■ **TASK REQUIREMENTS**
Print the records below exactly, and do not carry over any picture.
Segment Start: THE RECORDS
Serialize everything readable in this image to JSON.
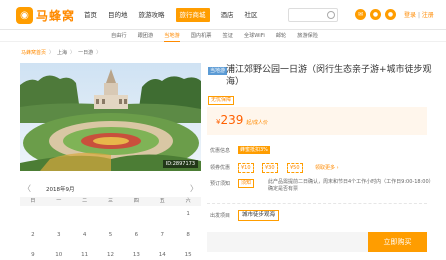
{
  "nav": {
    "logo_text": "马蜂窝",
    "logo_glyph": "◉",
    "links": [
      "首页",
      "目的地",
      "旅游攻略",
      "去旅行",
      "酒店",
      "社区"
    ],
    "travel_label": "旅行商城",
    "auth": {
      "login": "登录",
      "sep": "|",
      "register": "注册"
    },
    "brand_color": "#ff9d00"
  },
  "subnav": {
    "items": [
      "自由行",
      "跟团游",
      "当地游",
      "国内机票",
      "签证",
      "全球WiFi",
      "邮轮",
      "旅游保险"
    ],
    "active_index": 2
  },
  "breadcrumb": {
    "home": "马蜂窝首页",
    "items": [
      "上海",
      "一日游"
    ]
  },
  "photo": {
    "id_label": "ID:2897173"
  },
  "calendar": {
    "prev": "〈",
    "next": "〉",
    "month": "2018年9月",
    "weekdays": [
      "日",
      "一",
      "二",
      "三",
      "四",
      "五",
      "六"
    ],
    "weeks": [
      [
        "",
        "",
        "",
        "",
        "",
        "",
        "1"
      ],
      [
        "2",
        "3",
        "4",
        "5",
        "6",
        "7",
        "8"
      ],
      [
        "9",
        "10",
        "11",
        "12",
        "13",
        "14",
        "15"
      ]
    ]
  },
  "product": {
    "tag": "当地游",
    "title": "浦江郊野公园一日游（闵行生态亲子游+城市徒步观海）",
    "badge": "无忧保障",
    "price_currency": "¥",
    "price_value": "239",
    "price_suffix": "起/成人价",
    "labels": {
      "promo": "优惠信息",
      "coupon": "领券优惠",
      "booking": "预订须知",
      "options": "出发项目"
    },
    "promo_tag": "蜂蜜抵扣3%",
    "coupons": [
      "¥10",
      "¥30",
      "¥50"
    ],
    "coupon_more": "领取更多 ›",
    "booking_tag": "须知",
    "booking_text": "此产品需提前二日确认，周末和节日4个工作小时内（工作日9:00-18:00）确定是否有票",
    "option_label": "城市徒步观海",
    "buy_label": "立即购买"
  }
}
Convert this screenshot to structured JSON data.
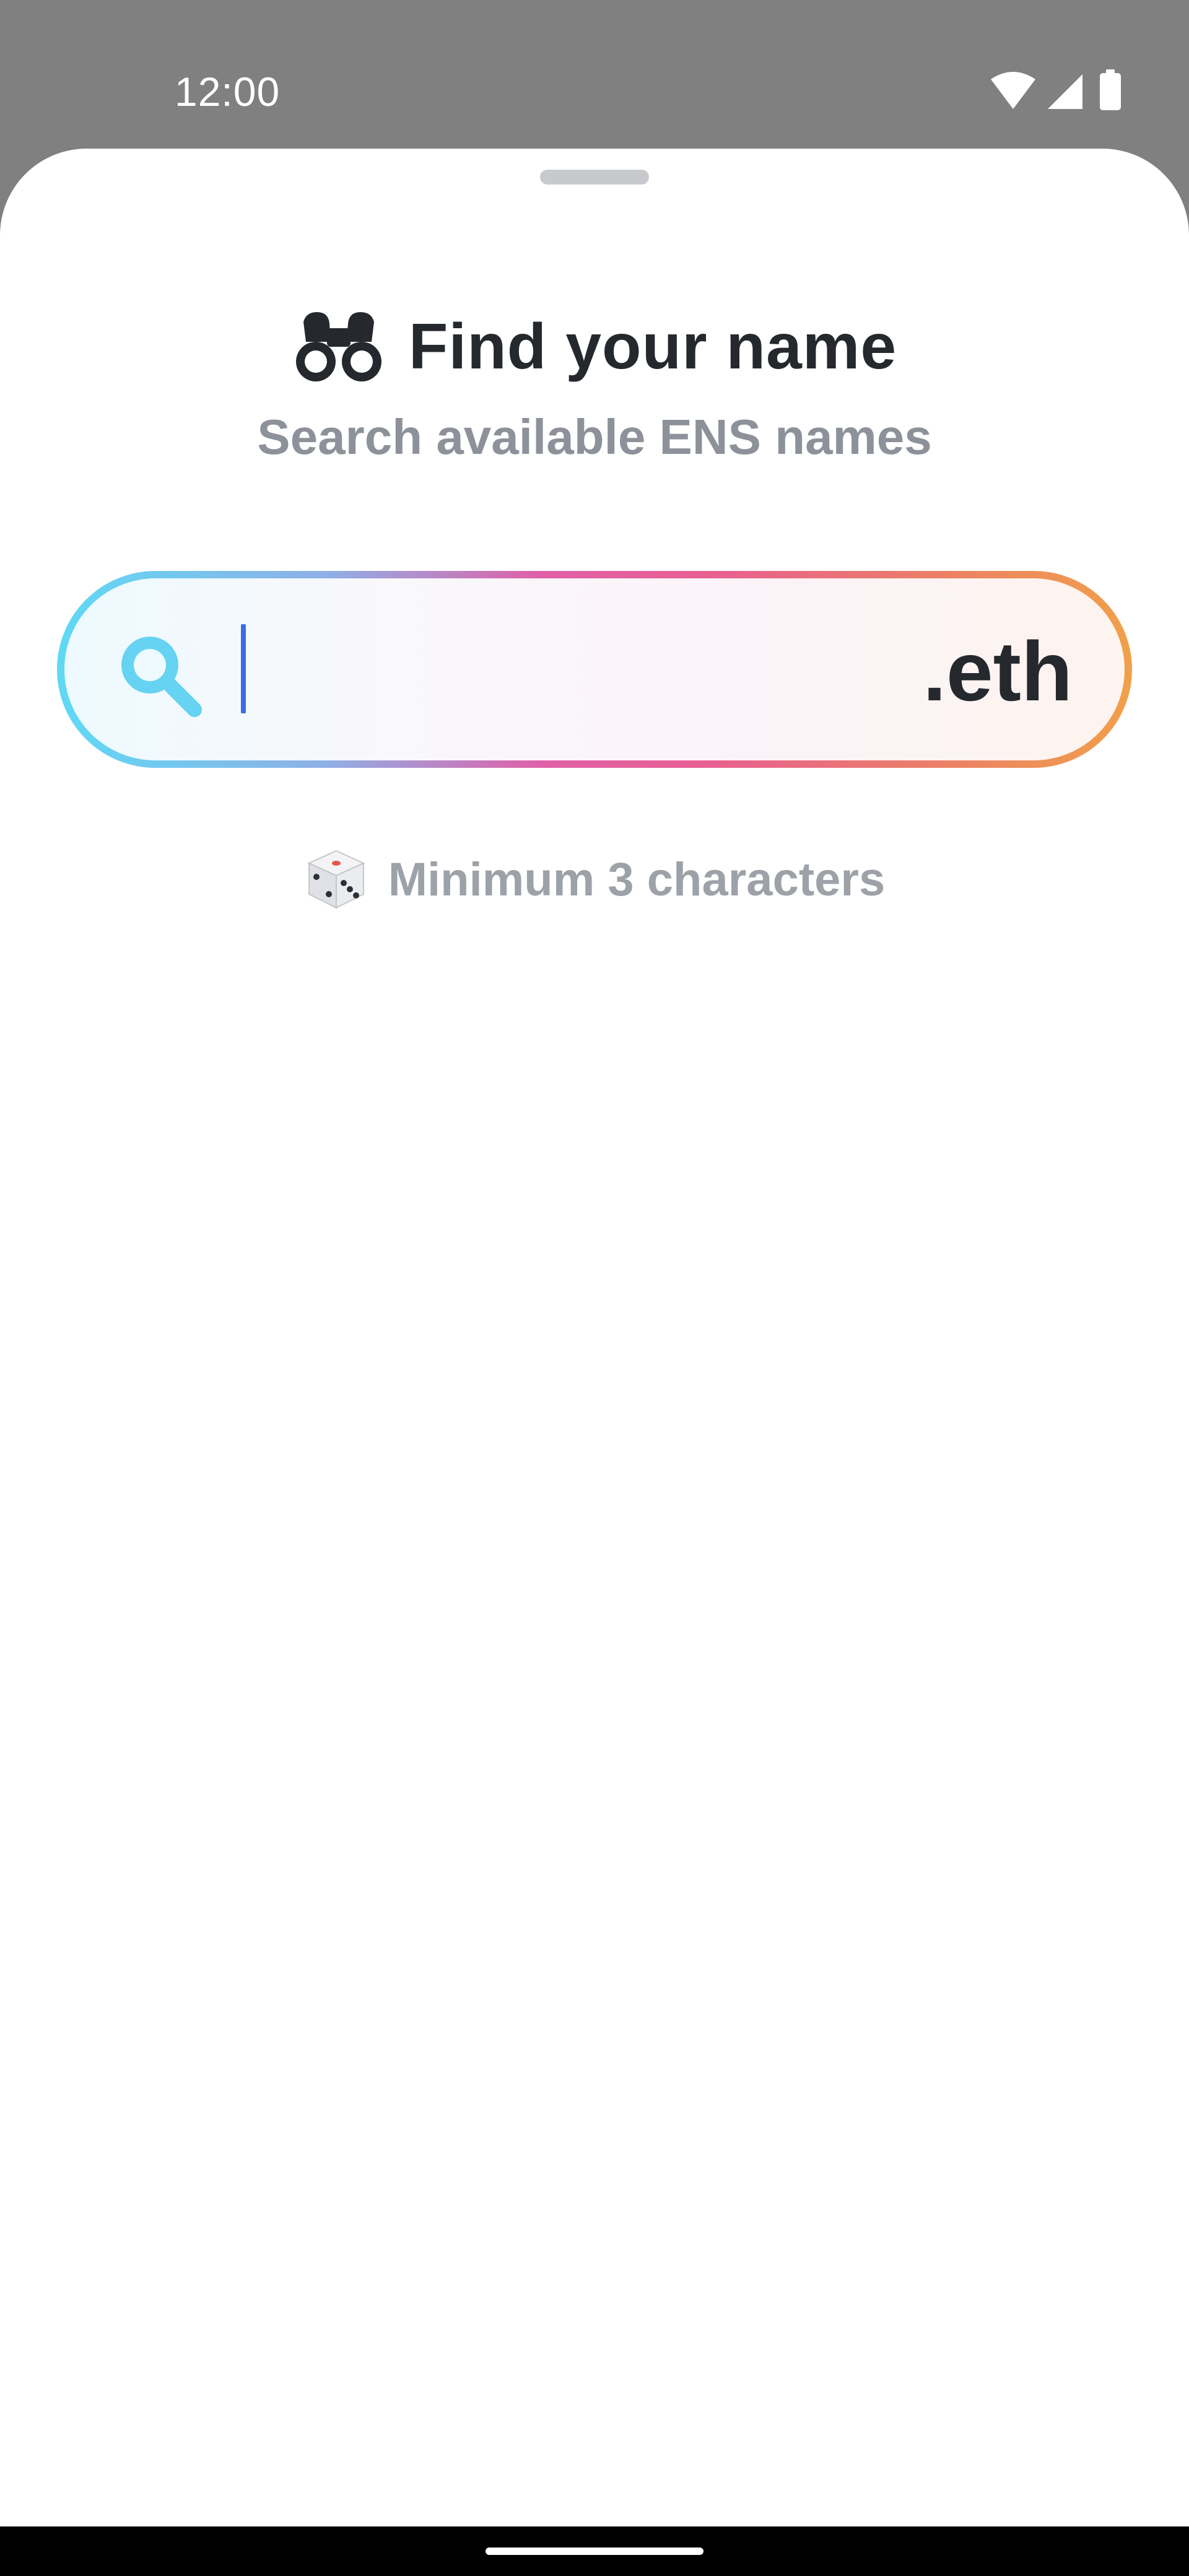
{
  "status_bar": {
    "time": "12:00",
    "icons": [
      "wifi-icon",
      "signal-icon",
      "battery-icon"
    ]
  },
  "sheet": {
    "title": "Find your name",
    "subtitle": "Search available ENS names",
    "title_icon": "binoculars-icon",
    "search": {
      "value": "",
      "placeholder": "",
      "suffix": ".eth",
      "icon": "search-icon"
    },
    "hint": {
      "icon": "dice-icon",
      "text": "Minimum 3 characters"
    }
  },
  "colors": {
    "title": "#25292e",
    "subtitle": "#8d9199",
    "hint": "#9da1a8",
    "gradient_start": "#5fd9f5",
    "gradient_mid": "#e85f92",
    "gradient_end": "#f0a04a",
    "caret": "#3b6fe0"
  }
}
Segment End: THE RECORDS
■ **WRITTEN RESPONSE**
Serialize everything readable in this image to JSON.
{
  "nav": {
    "logo_text": "马蜂窝",
    "logo_glyph": "◉",
    "links": [
      "首页",
      "目的地",
      "旅游攻略",
      "去旅行",
      "酒店",
      "社区"
    ],
    "travel_label": "旅行商城",
    "auth": {
      "login": "登录",
      "sep": "|",
      "register": "注册"
    },
    "brand_color": "#ff9d00"
  },
  "subnav": {
    "items": [
      "自由行",
      "跟团游",
      "当地游",
      "国内机票",
      "签证",
      "全球WiFi",
      "邮轮",
      "旅游保险"
    ],
    "active_index": 2
  },
  "breadcrumb": {
    "home": "马蜂窝首页",
    "items": [
      "上海",
      "一日游"
    ]
  },
  "photo": {
    "id_label": "ID:2897173"
  },
  "calendar": {
    "prev": "〈",
    "next": "〉",
    "month": "2018年9月",
    "weekdays": [
      "日",
      "一",
      "二",
      "三",
      "四",
      "五",
      "六"
    ],
    "weeks": [
      [
        "",
        "",
        "",
        "",
        "",
        "",
        "1"
      ],
      [
        "2",
        "3",
        "4",
        "5",
        "6",
        "7",
        "8"
      ],
      [
        "9",
        "10",
        "11",
        "12",
        "13",
        "14",
        "15"
      ]
    ]
  },
  "product": {
    "tag": "当地游",
    "title": "浦江郊野公园一日游（闵行生态亲子游+城市徒步观海）",
    "badge": "无忧保障",
    "price_currency": "¥",
    "price_value": "239",
    "price_suffix": "起/成人价",
    "labels": {
      "promo": "优惠信息",
      "coupon": "领券优惠",
      "booking": "预订须知",
      "options": "出发项目"
    },
    "promo_tag": "蜂蜜抵扣3%",
    "coupons": [
      "¥10",
      "¥30",
      "¥50"
    ],
    "coupon_more": "领取更多 ›",
    "booking_tag": "须知",
    "booking_text": "此产品需提前二日确认，周末和节日4个工作小时内（工作日9:00-18:00）确定是否有票",
    "option_label": "城市徒步观海",
    "buy_label": "立即购买"
  }
}
Convert this screenshot to structured JSON data.
{
  "status_bar": {
    "time": "12:00",
    "icons": [
      "wifi-icon",
      "signal-icon",
      "battery-icon"
    ]
  },
  "sheet": {
    "title": "Find your name",
    "subtitle": "Search available ENS names",
    "title_icon": "binoculars-icon",
    "search": {
      "value": "",
      "placeholder": "",
      "suffix": ".eth",
      "icon": "search-icon"
    },
    "hint": {
      "icon": "dice-icon",
      "text": "Minimum 3 characters"
    }
  },
  "colors": {
    "title": "#25292e",
    "subtitle": "#8d9199",
    "hint": "#9da1a8",
    "gradient_start": "#5fd9f5",
    "gradient_mid": "#e85f92",
    "gradient_end": "#f0a04a",
    "caret": "#3b6fe0"
  }
}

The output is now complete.